Eggs are a natural, nutrient-rich whole food and an amazing source of high quality protein. In fact, many public health authorities use eggs as the reference standard against which protein qualities are evaluated. Eggs contain all 8 B-vitamins, along with folic acid. Vitamin B12 and choline are particularly abundant in eggs. Eggs are also a very good source of selenium and iodine. But what about cholesterol? Well, several large-scale studies conducted recently have suggested that the cholesterol content of eggs in relation to heart disease may be less of a concern than previously thought. Interestingly, a relationship between egg intake and an increase in HDL (good) cholesterol has also been observed. However, those with type 2 diabetes should speak to their doctors about including eggs in their diets, as there is a connection between egg intake and cardiovascular problems in that specific population. Is one part of an egg better than the other? As it turns out, the nutrients found in an egg are distributed fairly evenly between the white and the yolk. The white has more protein, magnesium, potassium, and B3, whereas the yolk has more omega-3 fatty acids, folate, choline, B12, and fat soluble vitamins A, D, E, K.
Two years ago: Honey Dijon Broccoli Salad
Three years ago: Spicy Squash and Lentil Salad

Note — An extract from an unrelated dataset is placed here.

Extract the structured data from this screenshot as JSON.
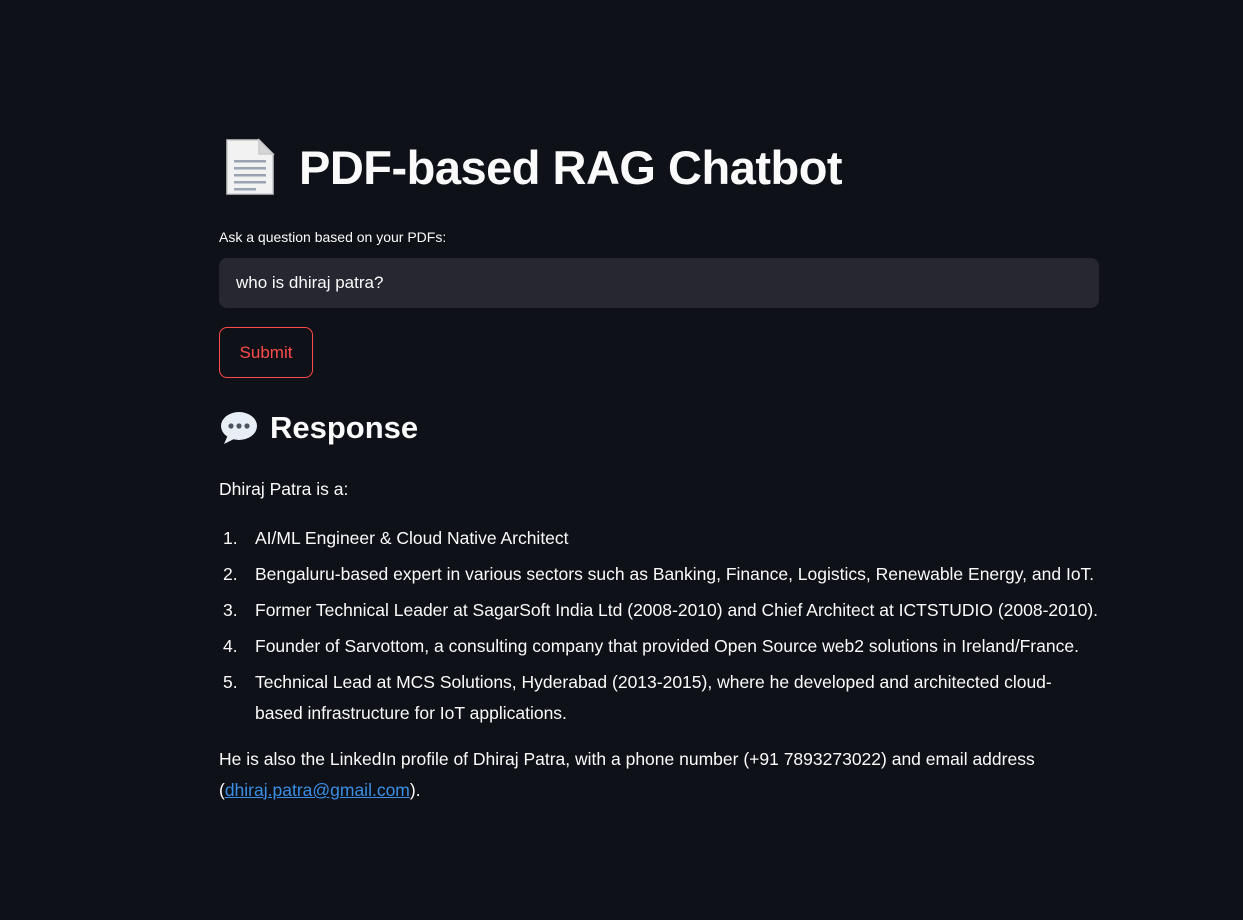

And for another quick and easy dinner with similar flavours, don’t forget about this whole wheat spaghettini with harissa roasted cauliflower, capers, and walnuts.

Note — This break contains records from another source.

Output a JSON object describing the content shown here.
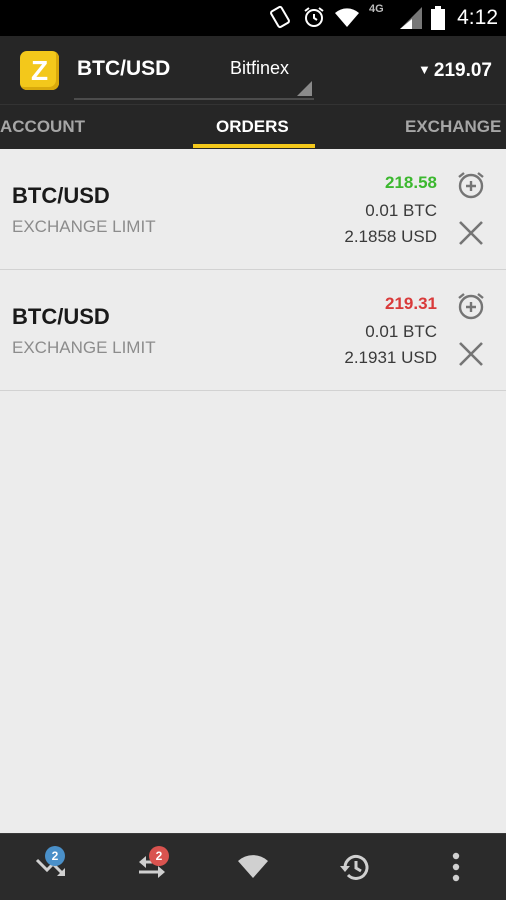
{
  "status_bar": {
    "time": "4:12",
    "network": "4G",
    "icons": [
      "vibrate-icon",
      "alarm-icon",
      "wifi-icon",
      "signal-icon",
      "battery-icon"
    ]
  },
  "app_bar": {
    "logo_letter": "Z",
    "pair": "BTC/USD",
    "exchange": "Bitfinex",
    "last_price": "219.07",
    "price_direction": "down"
  },
  "tabs": [
    {
      "label": "ACCOUNT",
      "active": false
    },
    {
      "label": "ORDERS",
      "active": true
    },
    {
      "label": "EXCHANGE",
      "active": false
    }
  ],
  "orders": [
    {
      "pair": "BTC/USD",
      "type": "EXCHANGE LIMIT",
      "price": "218.58",
      "price_color": "#3cb82f",
      "amount": "0.01 BTC",
      "total": "2.1858 USD"
    },
    {
      "pair": "BTC/USD",
      "type": "EXCHANGE LIMIT",
      "price": "219.31",
      "price_color": "#d93a3a",
      "amount": "0.01 BTC",
      "total": "2.1931 USD"
    }
  ],
  "bottom_nav": {
    "trends_badge": "2",
    "transfers_badge": "2",
    "badge_colors": {
      "trends": "#4a90c9",
      "transfers": "#d9534f"
    },
    "icons": [
      "trending-down-icon",
      "transfer-arrows-icon",
      "wifi-icon",
      "history-icon",
      "more-vert-icon"
    ]
  },
  "colors": {
    "accent": "#f3c81b",
    "bar": "#262626",
    "background": "#ececec"
  }
}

- 1 medium head cauliflower, trimmed and broken into bite-sized florets
- 1 Tbsp extra virgin olive oil
- 1-2 Tbsp harissa paste, depending on how spicy you like things

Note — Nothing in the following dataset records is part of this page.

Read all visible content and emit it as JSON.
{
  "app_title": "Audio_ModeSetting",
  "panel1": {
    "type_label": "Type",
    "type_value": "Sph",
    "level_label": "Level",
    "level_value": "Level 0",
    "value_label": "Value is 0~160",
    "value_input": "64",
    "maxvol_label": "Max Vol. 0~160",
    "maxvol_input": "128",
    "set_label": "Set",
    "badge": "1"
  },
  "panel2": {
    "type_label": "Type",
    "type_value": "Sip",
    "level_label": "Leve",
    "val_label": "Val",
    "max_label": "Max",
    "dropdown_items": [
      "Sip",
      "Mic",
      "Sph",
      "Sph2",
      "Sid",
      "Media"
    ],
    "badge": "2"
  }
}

- 1 200g package halloumi, torn into small pieces
- 8 large eggs
- 2 Tbsp capers
- salt and pepper
- Set a large oven-proof skillet over medium-high heat.
- In a large-enough bowl, toss the cauliflower florets with the harissa paste until each piece is as evenly coated as possible.
- Add the oil to the skillet, swirl to coat the pan, and then add the cauliflower. The harissa paste can be quite fumey as it hits the heat, so be sure to have your fan going.
- Leave the cauliflower to brown quite well on one side, then give it a good toss and let it brown on the other side. I find this takes about 5 minutes per side. The cauliflower doesn't need to be cooked through, it can still have a good amount of crunch at this point, but should be nicely browned.
- When the cauliflower is ready, scatter the torn halloumi over the top.
- Whisk the eggs (you can use the same bowl as you used for the cauliflower) and pour over top of the cauliflower and halloumi.
- At this point reduce the heat to medium, and let the frittata gently simmer until it is well set on the bottom but still wet and jiggly on top - about 10 minutes.
- Turn on your broiler to heat up while the eggs are cooking on the stovetop.
- Scatter the capers over the top of the frittata, and then remove from the stovetop and place in the oven under the broiler to finish - about 5 - 10 minutes.
- You'll need to watch it carefully here. The top should be puffed and golden, but not burnt. If your broiler doesn't heat evenly, rotate the pan halfway through.
- Remove the frittata from the oven and let it sit for about 5 minutes before serving. Leave a kitchen towel wrapped around the handle in case anyone tries to grab it, as it'll be good and hot!
- Now you can either slice the frittata in the pan, or slide it out onto a cutting board to be sliced. Serve hot, cold, or at room temperature.